This recipe originated on the side of a big can of hominy that we found at Sam’s Club. It was the Juanita’s Foods Mexican Style Hominy in a 110 oz can. We had never made this before and thought it sounded fun. The recipe on the can started with a fresh whole chicken and includes instructions on cooking the chicken. We happened to be out of town so we opted to use a rotisserie chicken. This was a great time saver. You could also use a smoked chicken, grilled chicken breast or poached chicken. To be honest, I’m not a fan of poached chicken because it doesn’t matter how many ingredients you add to the water, the chicken always tastes bland to me.
There are very many variations to this recipe that you can find online. Some call for pulled pork and some are “red” instead of green. There are also many different garnishes that you can use. We used the lime wedges and radishes, which seem to be the most popular.
This dish is typically served as a stew so you can add more chicken stock if you want it more soup like. You can also cook it down a little and make it thicker if you want to serve it with tortillas and eat it like a taco.
This serves about 7 to 8 people.
1/2 of a rotisserie chicken, or 1 1/2 to 2 pounds of cooked chicken, cut into pieces
55 oz of Juanita’s Mexican Style Hominy (1/2 of the large 110 oz can)
1 tablespoons of olive oil
1 large onion, chopped
4 cloves of garlic, chopped
1 tablespoon salt
4 poblano peppers
1 jalapeno pepper
6 tomatillos (you can also use canned if fresh aren’t available)

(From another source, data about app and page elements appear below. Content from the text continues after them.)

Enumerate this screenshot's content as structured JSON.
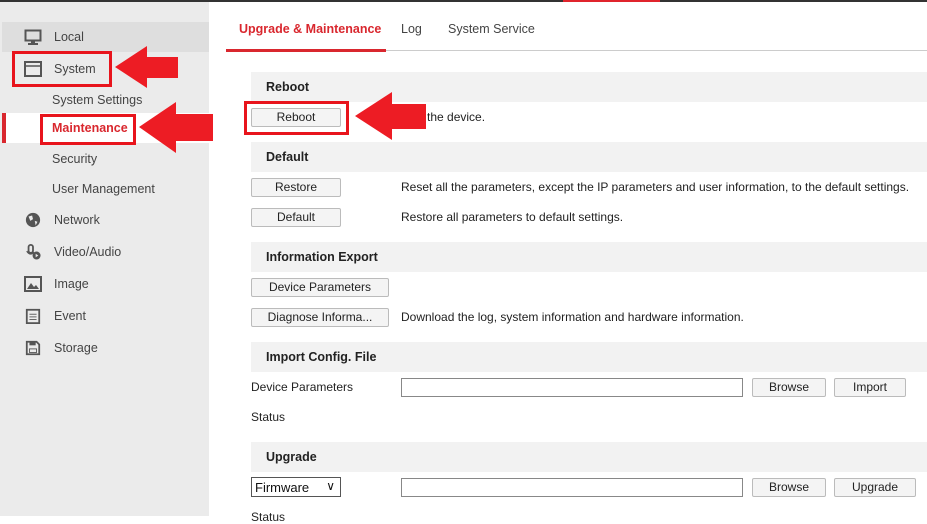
{
  "sidebar": {
    "items": [
      {
        "label": "Local",
        "icon": "monitor-icon"
      },
      {
        "label": "System",
        "icon": "window-icon"
      },
      {
        "label": "System Settings"
      },
      {
        "label": "Maintenance"
      },
      {
        "label": "Security"
      },
      {
        "label": "User Management"
      },
      {
        "label": "Network",
        "icon": "globe-icon"
      },
      {
        "label": "Video/Audio",
        "icon": "microphone-play-icon"
      },
      {
        "label": "Image",
        "icon": "image-icon"
      },
      {
        "label": "Event",
        "icon": "notepad-icon"
      },
      {
        "label": "Storage",
        "icon": "floppy-disk-icon"
      }
    ]
  },
  "tabs": [
    {
      "label": "Upgrade & Maintenance",
      "active": true
    },
    {
      "label": "Log"
    },
    {
      "label": "System Service"
    }
  ],
  "reboot": {
    "title": "Reboot",
    "button": "Reboot",
    "desc": "Reboot the device."
  },
  "default": {
    "title": "Default",
    "restore_button": "Restore",
    "restore_desc": "Reset all the parameters, except the IP parameters and user information, to the default settings.",
    "default_button": "Default",
    "default_desc": "Restore all parameters to default settings."
  },
  "export": {
    "title": "Information Export",
    "device_button": "Device Parameters",
    "diagnose_button": "Diagnose Informa...",
    "diagnose_desc": "Download the log, system information and hardware information."
  },
  "import": {
    "title": "Import Config. File",
    "label": "Device Parameters",
    "file_value": "",
    "browse": "Browse",
    "import": "Import",
    "status": "Status"
  },
  "upgrade": {
    "title": "Upgrade",
    "select_value": "Firmware",
    "file_value": "",
    "browse": "Browse",
    "upgrade": "Upgrade",
    "status": "Status"
  },
  "colors": {
    "accent": "#d9272e",
    "annotation": "#e8141c"
  }
}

Prepare the poblano and jalapeno peppers by roasting them over a flame until blistered and blackened. You can roast these on the stove top of a gas stove or on your grill. If neither are available, then you can roast them under the broiler with the tomatillos (see next step). Then put them in a plastic bag to cool. When they are cool enough to handle, gently pull the blackened skin away, then seed the peppers and chop the peppers.
Prepare the tomatillos by removing the husks. Then roast them on the grill or under the broiler to give them a nice char. This should take about 5 minutes. Let the tomatillos cool, then chop them into small pieces. If you’re using canned tomatillos, you can skip the roasting step and just chop them up.
Heat the olive oil in a large pan or dutch oven, then saute the chopped onion and garlic for 10 minutes.
Add the poblanos, jalapeno, and tomatillos to the pan and continue to saute until all items are soft.
Transfer the sauteed vegetables to a blinder and puree until smooth.
Remove the skin from the chicken and, using a fork, shred the chicken. Discard the bones (or set them aside for making a stock later).
Add the hominy, pureed pepper mixture, shredded chicken, and 4 cups of chicken stock to the large pan or dutch oven. Mix well.
Cover the pot and cook on medium heat for 20 minutes. Salt to taste.
Serve with your choice of garnish: lime wedges, sliced radishes, chopped cilantro, diced onion, shredded cabbage, and/or dried oregano.